Sometimes I catch myself applying a particular pattern in an architecture / application design almost without consciously thinking about it. One of the side benefits of flailing around in Cocoa and Objective-C is the disruption of my “pattern muscle memory”.
A recent example is in the implementation of the model layer of the graphical authoring tool I’m working on. One very basic required feature is the ability to delete a graphical element. The element can be deleted in the usual ways: the user pressing the delete key, the user selecting delete from the edit menu, etc. These actions ultimately invoke the same code and remove the item from the data model. There are other ways that the element might be deleted too: as a result of a cut operation, as the result of a synchronization or merge operation with an external source (like importing data from another file), etc.
My pattern muscle memory would normally have me tackle the ability to undo/redo this operation using classic “gang of four” style command and memento patterns; creating concrete implementations of an abstract command for each action.
In this case, being a new Cocoa programmer, my C#/.NET pattern muscle memory was disrupted by the NSUndoManager’s cool ability to package up “ordinary” invocations rather than requiring any special sub-classing or glue code. Now, I could certainly implement this kind of thing in .NET using reflection, etc, but I would have to implement it rather than using it “off the shelf”. Besides, my pattern muscle memory would have kicked in before I really had given it too much thought.
For my delete implementation, I chose to use one of the common Cocoa approaches exemplified in Aaron Hillegass’ book of using KVO to observe the removal of the object from it’s collection and registering it’s inverse (an insertion) on the undo stack. When KVO tells me that the object was added, I register the inverse of that operation (a deletion) on the undo stack.

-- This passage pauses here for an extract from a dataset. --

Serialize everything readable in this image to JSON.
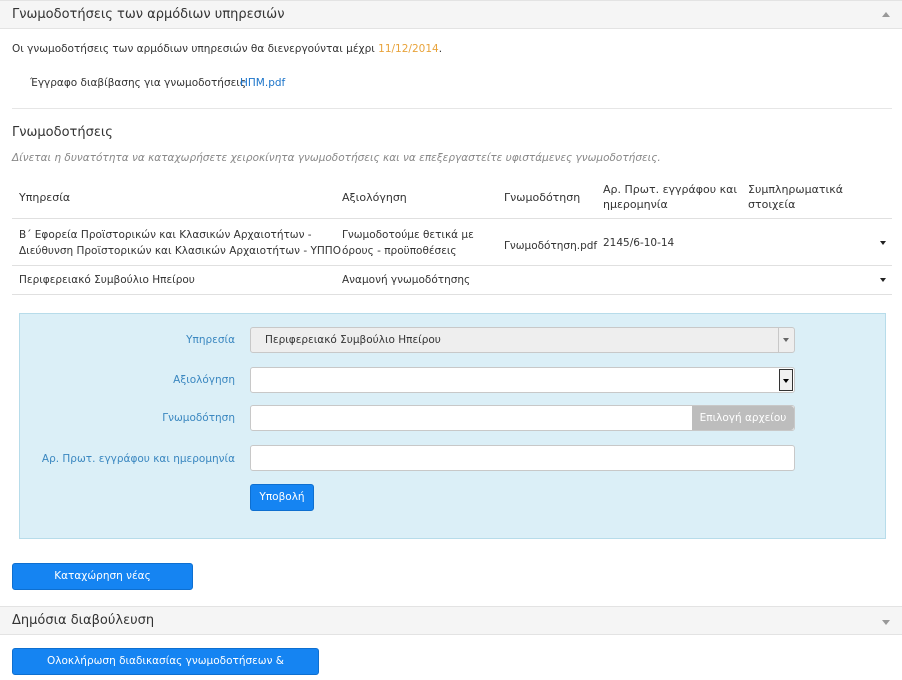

One common challenge I’ve faced in the past is what to do about side effects or otherwise dependent actions of the principal action occurring. In the case of deleting my graphical object, there are several side such effects. One example is the need to modify connected or constrained graphical objects. In certain situations, an extreme side effect is the need to delete or create related objects, allocate unique identifiers, etc.
My pattern muscle memory typically has me encapsulate these dependent actions along with the implementation of my original user operation, in this case, the delete. One complication of this approach is that as the application scales and multiple developers work on the code base, it can be hard to ensure that everyone consuming the model uses the same high level delete implementation.
In the case of the delete key, the delete menu item, etc, it’s dead simple to make sure the same high level code (with it’s encapsulated side effect behavior) is invoked. As more complex features (such as the merge example) find themselves needing to delete the graphical object (along with performing all of it’s side effects) the requirement to use the common high level delete implementation can get obscured. Especially when the various types of consumers haven’t been anticipated in the design of the model’s API. I’ve found the murkiness (and naughtiness) increases when a generalized data model framework is being used, as it invites direct access to manipulating the data model via it’s APIs. Such is definitely the case with Core Data.
In the past, my pattern muscle memory has had me implement intermediate model layers that encode the side effects, but it has always seemed like such a waste of time and effort to obfuscate direct access to the generalized data model framework APIs with intermediate layers.
In my Cocoa implementation, I choose to implement my data model side effects in KVO observers. I did this so that deleting my graphical element using the Core Data API results in the requisite side effects and dependent data model changes. The main reason I did this is to avoid requiring special discipline or knowledge of the side effects on the part of the consumer of the model. My KVO observers however, also implement the undo/redo registration as I touched upon above. The problem with this approach when naively done is the exponential accumulation of invocations in the undo and redo queues. Each KVO notification from successive undo and redo operations results in performing the side effects and dependent operations anew (in addition to the queued undo/redo invocation).
This is easily rectified by checking to see if our KVO notification is happening as a result of an undo/redo operation (i.e. [NSUndoManager isUndoing] or [NSUndoManager isRedoing]) before performing side effects and dependent operations. If we are in the midst of an undo or redo, we let the invocations on the queue take care of the side effects and dependent operations, but don’t ourselves reissue them as a result of the KVO notification.
The bottom line result is a clear and compact model implementation that is easier to implement, extend and maintain over time, one that does not constrain it’s consumers to specialized APIs or require specialized knowledge.
Well, at least that is the theory… Time will tell, but for now I am love-hating my pattern muscle memory disruption.